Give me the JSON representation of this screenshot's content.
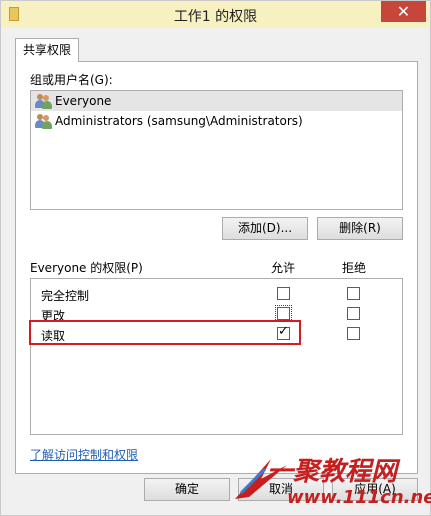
{
  "window": {
    "title": "工作1 的权限"
  },
  "tabs": [
    {
      "label": "共享权限"
    }
  ],
  "users": {
    "label": "组或用户名(G):",
    "items": [
      {
        "name": "Everyone",
        "selected": true
      },
      {
        "name": "Administrators (samsung\\Administrators)",
        "selected": false
      }
    ]
  },
  "buttons": {
    "add": "添加(D)...",
    "remove": "删除(R)",
    "ok": "确定",
    "cancel": "取消",
    "apply": "应用(A)"
  },
  "permissions": {
    "label": "Everyone 的权限(P)",
    "allow_header": "允许",
    "deny_header": "拒绝",
    "rows": [
      {
        "name": "完全控制",
        "allow": false,
        "deny": false
      },
      {
        "name": "更改",
        "allow": false,
        "deny": false
      },
      {
        "name": "读取",
        "allow": true,
        "deny": false
      }
    ]
  },
  "link": "了解访问控制和权限",
  "watermark": {
    "text": "一聚教程网",
    "url": "www.111cn.net"
  },
  "colors": {
    "highlight": "#d71920",
    "close": "#c7463a",
    "titlebar": "#f7f1c2",
    "link": "#1f5fb5"
  }
}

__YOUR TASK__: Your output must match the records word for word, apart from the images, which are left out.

__WORKED SOLUTION__:
Give me the JSON representation of this screenshot's content.
{
  "window": {
    "title": "工作1 的权限"
  },
  "tabs": [
    {
      "label": "共享权限"
    }
  ],
  "users": {
    "label": "组或用户名(G):",
    "items": [
      {
        "name": "Everyone",
        "selected": true
      },
      {
        "name": "Administrators (samsung\\Administrators)",
        "selected": false
      }
    ]
  },
  "buttons": {
    "add": "添加(D)...",
    "remove": "删除(R)",
    "ok": "确定",
    "cancel": "取消",
    "apply": "应用(A)"
  },
  "permissions": {
    "label": "Everyone 的权限(P)",
    "allow_header": "允许",
    "deny_header": "拒绝",
    "rows": [
      {
        "name": "完全控制",
        "allow": false,
        "deny": false
      },
      {
        "name": "更改",
        "allow": false,
        "deny": false
      },
      {
        "name": "读取",
        "allow": true,
        "deny": false
      }
    ]
  },
  "link": "了解访问控制和权限",
  "watermark": {
    "text": "一聚教程网",
    "url": "www.111cn.net"
  },
  "colors": {
    "highlight": "#d71920",
    "close": "#c7463a",
    "titlebar": "#f7f1c2",
    "link": "#1f5fb5"
  }
}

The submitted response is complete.